Frederick was admitted to St. Luke’s Hospital and started on a medication to help eliminate the excess fluid that had built up in his body. It allowed him to breathe much easier. Once the fluid decreased, St. Luke’s Heart Care team scheduled an angiogram and an X-ray procedure with dye that is injected into the blood vessels to determine if there were blockages. Frederick had three.

“His heart was beating about a third of what it normally should, but he surprisingly never had any chest pain,” said Garry Weide, DO, cardiothoracic surgeon with Physicians’ Clinic of Iowa and St. Luke’s Heart Care. “The blood flow to his heart was reduced, and his heart muscle progressively got weaker because it wasn’t nourished. As the heart pump began to fail, he started to build up a lot of fluid on his lungs and legs.

“By the time he arrived at St. Luke’s, he had severe obstructive coronary artery disease,” Dr. Weide continued. “One of the arteries on the front side of his heart was completely blocked, and he had two additional blockages to the side and back of the heart. The best strategy to improve the revascularization of his heart was through open-heart bypass surgery.”

“I read online about bypass surgery, and I was nervous about it,” Frederick remembered. “But Dr. Weide made it sound like it was no big deal. He does procedures like this every day and has so much experience. That put my mind at ease.”

Heart Surgery Restores Blood Flow

During the surgery, Dr. Weide harvested an artery from the wall of the chest and prepared the heart for grafts while Physician Assistant Lance Krueger harvested two veins from Frederick’s left leg. “We work simultaneously so we can be efficient through the operation,” Dr. Weide explained. “The biggest part of coronary bypass surgery is having the best ‘conduit,’ whether it’s arteries or veins. We sew them on to route the blood around the blockages and improve heart function. Given Mr. Frederick has diabetes, we avoided using the radial artery in his arm.”

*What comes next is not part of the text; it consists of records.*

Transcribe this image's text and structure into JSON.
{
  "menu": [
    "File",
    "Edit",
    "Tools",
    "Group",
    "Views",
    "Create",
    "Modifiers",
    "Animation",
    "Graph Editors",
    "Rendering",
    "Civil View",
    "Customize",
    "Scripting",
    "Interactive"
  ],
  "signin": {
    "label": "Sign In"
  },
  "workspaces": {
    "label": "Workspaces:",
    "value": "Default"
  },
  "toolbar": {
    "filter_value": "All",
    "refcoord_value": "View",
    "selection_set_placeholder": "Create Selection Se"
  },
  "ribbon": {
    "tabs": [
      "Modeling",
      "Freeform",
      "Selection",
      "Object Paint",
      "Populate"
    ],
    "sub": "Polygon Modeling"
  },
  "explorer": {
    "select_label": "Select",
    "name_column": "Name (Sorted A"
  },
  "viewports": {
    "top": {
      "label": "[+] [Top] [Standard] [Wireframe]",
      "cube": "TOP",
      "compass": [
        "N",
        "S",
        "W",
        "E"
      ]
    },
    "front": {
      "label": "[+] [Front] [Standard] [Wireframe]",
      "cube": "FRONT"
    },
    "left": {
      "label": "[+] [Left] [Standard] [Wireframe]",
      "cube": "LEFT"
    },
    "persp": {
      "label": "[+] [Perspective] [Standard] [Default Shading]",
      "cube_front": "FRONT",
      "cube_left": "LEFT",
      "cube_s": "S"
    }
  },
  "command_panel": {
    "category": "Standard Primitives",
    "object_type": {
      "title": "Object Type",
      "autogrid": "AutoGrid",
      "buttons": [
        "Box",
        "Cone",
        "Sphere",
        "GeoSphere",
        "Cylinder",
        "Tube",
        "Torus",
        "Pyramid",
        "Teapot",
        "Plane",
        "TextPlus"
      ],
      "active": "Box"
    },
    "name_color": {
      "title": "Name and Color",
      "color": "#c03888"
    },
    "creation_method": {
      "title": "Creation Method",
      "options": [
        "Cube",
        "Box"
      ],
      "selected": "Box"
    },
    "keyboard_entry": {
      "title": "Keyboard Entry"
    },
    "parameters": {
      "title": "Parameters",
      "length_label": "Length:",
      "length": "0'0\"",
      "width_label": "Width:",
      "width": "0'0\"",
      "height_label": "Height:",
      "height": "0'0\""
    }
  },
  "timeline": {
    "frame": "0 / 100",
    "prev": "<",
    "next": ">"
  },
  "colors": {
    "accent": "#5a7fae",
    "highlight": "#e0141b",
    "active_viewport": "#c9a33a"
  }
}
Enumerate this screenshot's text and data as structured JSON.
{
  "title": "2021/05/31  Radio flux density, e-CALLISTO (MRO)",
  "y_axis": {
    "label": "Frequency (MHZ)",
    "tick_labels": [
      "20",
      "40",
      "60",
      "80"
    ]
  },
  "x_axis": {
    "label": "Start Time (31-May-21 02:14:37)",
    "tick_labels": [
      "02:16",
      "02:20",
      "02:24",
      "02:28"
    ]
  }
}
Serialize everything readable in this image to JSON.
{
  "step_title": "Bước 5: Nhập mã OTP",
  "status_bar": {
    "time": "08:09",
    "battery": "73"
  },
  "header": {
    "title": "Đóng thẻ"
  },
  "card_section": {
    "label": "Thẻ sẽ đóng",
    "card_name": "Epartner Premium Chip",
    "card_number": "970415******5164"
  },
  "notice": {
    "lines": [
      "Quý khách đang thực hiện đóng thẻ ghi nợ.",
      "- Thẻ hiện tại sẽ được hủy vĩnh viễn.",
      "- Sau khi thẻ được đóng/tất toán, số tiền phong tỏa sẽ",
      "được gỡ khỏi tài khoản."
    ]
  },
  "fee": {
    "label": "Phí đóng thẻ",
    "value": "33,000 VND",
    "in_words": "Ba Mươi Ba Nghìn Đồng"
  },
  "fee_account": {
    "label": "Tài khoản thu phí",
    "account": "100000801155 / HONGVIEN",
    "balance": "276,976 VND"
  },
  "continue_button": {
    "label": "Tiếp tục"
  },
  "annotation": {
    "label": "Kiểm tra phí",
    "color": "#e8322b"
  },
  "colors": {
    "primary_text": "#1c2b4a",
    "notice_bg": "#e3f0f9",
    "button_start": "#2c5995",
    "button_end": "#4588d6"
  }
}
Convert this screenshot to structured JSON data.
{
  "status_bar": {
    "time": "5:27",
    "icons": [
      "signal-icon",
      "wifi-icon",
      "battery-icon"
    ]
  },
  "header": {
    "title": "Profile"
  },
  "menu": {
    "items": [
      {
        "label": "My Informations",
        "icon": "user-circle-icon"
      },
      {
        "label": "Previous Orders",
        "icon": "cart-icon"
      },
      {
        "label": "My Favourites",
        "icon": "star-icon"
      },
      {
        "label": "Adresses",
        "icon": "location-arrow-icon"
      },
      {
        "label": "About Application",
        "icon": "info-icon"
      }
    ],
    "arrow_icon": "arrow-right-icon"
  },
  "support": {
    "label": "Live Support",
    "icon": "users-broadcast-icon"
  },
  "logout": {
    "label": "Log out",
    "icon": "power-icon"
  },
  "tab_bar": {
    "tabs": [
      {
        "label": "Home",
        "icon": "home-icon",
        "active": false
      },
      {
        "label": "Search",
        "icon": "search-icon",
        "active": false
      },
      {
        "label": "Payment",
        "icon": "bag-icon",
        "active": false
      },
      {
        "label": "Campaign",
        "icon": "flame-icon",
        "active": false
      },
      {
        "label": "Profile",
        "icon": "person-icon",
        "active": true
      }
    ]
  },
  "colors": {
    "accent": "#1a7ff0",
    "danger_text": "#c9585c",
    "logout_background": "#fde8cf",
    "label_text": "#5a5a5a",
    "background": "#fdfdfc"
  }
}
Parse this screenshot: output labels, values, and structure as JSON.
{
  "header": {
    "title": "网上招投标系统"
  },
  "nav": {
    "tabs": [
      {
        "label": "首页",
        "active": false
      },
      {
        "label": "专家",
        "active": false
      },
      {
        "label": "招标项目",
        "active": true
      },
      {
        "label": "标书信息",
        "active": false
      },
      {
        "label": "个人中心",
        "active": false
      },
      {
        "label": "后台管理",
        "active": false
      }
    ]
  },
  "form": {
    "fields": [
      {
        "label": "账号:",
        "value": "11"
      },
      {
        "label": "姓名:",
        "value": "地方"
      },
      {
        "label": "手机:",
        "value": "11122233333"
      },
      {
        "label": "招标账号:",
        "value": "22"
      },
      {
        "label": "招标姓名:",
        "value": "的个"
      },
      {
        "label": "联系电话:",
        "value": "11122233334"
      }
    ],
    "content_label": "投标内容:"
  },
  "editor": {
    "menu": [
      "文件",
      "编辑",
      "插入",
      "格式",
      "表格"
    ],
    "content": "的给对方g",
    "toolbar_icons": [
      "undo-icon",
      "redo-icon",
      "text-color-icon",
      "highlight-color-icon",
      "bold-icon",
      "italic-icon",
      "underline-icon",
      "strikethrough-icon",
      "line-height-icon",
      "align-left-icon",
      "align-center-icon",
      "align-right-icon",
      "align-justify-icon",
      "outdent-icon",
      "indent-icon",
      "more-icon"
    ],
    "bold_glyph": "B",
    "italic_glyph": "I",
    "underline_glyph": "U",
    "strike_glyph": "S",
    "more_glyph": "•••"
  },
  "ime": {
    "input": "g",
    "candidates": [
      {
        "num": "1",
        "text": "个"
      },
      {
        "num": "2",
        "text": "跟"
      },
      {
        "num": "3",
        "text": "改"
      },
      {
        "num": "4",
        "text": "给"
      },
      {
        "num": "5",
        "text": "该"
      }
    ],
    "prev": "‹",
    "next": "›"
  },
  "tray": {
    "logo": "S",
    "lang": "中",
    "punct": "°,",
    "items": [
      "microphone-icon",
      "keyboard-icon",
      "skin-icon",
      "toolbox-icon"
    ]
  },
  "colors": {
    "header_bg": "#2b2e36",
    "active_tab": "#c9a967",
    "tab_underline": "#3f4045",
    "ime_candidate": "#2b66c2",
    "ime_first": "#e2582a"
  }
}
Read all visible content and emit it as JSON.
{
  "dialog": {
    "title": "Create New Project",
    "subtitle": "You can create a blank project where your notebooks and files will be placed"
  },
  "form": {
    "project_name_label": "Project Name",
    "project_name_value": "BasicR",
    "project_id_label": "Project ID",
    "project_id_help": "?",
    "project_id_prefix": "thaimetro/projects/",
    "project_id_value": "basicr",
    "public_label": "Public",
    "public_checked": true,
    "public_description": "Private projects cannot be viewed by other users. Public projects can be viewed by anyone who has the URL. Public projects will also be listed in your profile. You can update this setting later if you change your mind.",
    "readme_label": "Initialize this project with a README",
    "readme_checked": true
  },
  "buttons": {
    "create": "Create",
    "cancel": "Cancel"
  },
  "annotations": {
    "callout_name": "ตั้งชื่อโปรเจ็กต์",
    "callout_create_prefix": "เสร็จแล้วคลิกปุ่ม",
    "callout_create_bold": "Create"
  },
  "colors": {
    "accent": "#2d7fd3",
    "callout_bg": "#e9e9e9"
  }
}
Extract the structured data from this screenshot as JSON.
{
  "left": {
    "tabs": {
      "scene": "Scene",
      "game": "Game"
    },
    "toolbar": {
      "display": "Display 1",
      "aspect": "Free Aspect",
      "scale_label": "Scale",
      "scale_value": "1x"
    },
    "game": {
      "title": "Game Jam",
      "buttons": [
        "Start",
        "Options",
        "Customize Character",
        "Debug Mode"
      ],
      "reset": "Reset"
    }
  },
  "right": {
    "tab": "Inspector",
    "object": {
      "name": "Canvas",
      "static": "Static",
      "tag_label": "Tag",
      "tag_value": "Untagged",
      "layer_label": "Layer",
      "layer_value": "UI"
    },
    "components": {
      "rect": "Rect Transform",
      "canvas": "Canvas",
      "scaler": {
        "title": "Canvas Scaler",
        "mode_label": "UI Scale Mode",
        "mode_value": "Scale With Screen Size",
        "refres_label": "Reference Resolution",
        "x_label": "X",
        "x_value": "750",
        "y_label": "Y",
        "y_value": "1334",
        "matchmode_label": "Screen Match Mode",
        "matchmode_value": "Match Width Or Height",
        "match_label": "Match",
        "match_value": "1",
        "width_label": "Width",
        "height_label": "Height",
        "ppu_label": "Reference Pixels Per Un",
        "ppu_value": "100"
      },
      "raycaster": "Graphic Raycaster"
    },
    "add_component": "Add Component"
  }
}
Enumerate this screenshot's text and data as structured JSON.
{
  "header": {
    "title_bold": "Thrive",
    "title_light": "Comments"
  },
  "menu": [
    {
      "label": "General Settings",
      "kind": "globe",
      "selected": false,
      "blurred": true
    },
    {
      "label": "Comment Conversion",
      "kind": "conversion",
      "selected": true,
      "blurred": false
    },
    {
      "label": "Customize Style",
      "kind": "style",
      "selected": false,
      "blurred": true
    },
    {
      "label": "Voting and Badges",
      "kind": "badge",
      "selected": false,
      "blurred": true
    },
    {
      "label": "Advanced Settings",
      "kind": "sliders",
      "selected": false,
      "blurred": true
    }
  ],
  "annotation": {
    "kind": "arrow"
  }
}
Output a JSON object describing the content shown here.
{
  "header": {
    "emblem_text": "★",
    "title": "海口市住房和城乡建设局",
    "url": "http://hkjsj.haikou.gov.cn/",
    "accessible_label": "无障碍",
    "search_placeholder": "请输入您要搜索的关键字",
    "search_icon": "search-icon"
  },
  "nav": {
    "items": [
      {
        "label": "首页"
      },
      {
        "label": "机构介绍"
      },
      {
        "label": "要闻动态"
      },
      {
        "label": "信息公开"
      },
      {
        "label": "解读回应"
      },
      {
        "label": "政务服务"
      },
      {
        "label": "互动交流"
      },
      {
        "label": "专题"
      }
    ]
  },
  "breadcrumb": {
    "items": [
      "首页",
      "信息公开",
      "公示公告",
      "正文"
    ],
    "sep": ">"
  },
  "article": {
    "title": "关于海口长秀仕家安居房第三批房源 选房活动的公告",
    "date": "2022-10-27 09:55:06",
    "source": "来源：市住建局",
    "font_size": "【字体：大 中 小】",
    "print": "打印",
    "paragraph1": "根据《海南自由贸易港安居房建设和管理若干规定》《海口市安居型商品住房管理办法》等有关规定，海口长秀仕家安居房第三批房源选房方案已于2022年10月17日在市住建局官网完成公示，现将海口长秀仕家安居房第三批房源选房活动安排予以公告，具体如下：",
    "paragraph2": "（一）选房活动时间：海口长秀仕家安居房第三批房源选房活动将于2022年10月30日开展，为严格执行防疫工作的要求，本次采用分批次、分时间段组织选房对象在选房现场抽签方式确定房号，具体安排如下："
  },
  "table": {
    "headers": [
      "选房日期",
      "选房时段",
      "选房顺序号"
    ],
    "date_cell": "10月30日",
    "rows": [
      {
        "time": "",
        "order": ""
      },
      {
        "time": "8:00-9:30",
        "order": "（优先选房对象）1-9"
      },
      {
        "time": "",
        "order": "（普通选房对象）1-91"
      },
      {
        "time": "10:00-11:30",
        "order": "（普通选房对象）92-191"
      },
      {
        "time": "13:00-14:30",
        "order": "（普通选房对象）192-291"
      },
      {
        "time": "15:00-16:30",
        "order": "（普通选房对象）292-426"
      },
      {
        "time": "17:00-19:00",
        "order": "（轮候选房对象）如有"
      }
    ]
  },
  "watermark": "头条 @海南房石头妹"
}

Frederick spent two days in the Intensive Care Unit (ICU) and was up walking the day after surgery. “I felt so much better and could breathe easier,” Frederick reported. “The care was exceptional, especially the nurses. They gave me that extra push to get up and start the healing process. We were out walking three or four times a day.”

At home now, Frederick continues to heal and attends cardiac rehab three times a week. He meets with dietitians and is learning to eat healthier. He’s looking forward to better weather so he can walk outside, explore and hike with his wife. He’s also planning to travel to see their children and hopes to reignite his former woodworking hobby.

Reflecting on the last few months, Frederick appreciates St. Luke’s ER and Heart Care teams. “I never clutched my chest or dropped to my knees in pain,” he said. “I may have had shoulder or arm pain, but I chalked it up to pitching batting practice with my kids for 20 years. I’m glad I didn’t wait any longer. I’m thankful for the care I received and the quick diagnosis.”

Learn the warning signs of heart attack and tips for preventing heart disease. To connect with a cardiologist, call St. Luke’s Heart Care Clinic at (319) 364-7101.

Watch Fredrick's Triple Bypass Open Heart Surgery.